BEGIN Input

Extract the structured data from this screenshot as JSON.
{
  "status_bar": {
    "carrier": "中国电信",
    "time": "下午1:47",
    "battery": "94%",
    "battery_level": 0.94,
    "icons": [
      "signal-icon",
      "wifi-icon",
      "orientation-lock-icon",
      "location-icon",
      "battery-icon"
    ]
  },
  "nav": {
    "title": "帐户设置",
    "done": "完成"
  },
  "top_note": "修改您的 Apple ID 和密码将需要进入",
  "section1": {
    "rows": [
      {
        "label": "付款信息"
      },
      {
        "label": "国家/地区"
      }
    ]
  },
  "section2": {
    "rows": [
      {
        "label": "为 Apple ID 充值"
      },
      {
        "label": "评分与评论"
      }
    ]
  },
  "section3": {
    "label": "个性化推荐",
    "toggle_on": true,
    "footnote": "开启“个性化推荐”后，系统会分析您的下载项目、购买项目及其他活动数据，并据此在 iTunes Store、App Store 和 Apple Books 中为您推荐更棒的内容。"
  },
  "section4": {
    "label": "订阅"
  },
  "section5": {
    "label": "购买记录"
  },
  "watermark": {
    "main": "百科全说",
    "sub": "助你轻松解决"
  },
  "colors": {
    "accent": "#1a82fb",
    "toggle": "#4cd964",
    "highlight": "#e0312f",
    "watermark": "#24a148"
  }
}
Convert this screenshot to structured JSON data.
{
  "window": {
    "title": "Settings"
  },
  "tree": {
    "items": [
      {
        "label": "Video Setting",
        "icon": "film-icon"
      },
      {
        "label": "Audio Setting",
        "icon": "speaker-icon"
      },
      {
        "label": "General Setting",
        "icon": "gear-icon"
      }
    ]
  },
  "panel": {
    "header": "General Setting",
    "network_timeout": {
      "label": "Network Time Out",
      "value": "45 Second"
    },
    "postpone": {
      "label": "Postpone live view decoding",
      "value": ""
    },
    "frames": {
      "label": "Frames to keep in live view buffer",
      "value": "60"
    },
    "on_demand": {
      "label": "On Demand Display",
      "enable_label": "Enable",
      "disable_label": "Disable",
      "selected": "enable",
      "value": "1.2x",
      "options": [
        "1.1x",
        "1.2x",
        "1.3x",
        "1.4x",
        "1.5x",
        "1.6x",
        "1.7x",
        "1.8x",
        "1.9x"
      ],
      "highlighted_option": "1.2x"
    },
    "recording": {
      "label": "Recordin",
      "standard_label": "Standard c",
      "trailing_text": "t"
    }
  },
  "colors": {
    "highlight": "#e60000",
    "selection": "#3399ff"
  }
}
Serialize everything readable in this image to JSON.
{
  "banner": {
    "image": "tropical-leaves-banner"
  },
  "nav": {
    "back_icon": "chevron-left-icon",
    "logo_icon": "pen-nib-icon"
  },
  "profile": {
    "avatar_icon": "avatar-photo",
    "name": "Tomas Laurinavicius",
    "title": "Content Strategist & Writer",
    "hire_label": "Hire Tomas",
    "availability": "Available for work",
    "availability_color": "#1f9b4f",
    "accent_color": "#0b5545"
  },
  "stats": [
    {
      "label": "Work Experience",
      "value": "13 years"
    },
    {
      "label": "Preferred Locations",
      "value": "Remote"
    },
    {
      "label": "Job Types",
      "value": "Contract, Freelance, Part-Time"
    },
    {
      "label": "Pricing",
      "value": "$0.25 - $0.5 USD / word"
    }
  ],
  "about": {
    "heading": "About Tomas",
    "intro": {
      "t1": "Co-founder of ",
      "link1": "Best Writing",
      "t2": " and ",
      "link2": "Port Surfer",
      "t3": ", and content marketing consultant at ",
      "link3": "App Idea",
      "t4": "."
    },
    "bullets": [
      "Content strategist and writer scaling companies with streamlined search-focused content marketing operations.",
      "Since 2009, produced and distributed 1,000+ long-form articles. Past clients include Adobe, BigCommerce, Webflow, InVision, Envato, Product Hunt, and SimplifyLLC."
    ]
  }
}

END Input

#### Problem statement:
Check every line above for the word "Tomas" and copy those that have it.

#### Solution to this task:
    "name": "Tomas Laurinavicius",
    "hire_label": "Hire Tomas",
    "heading": "About Tomas",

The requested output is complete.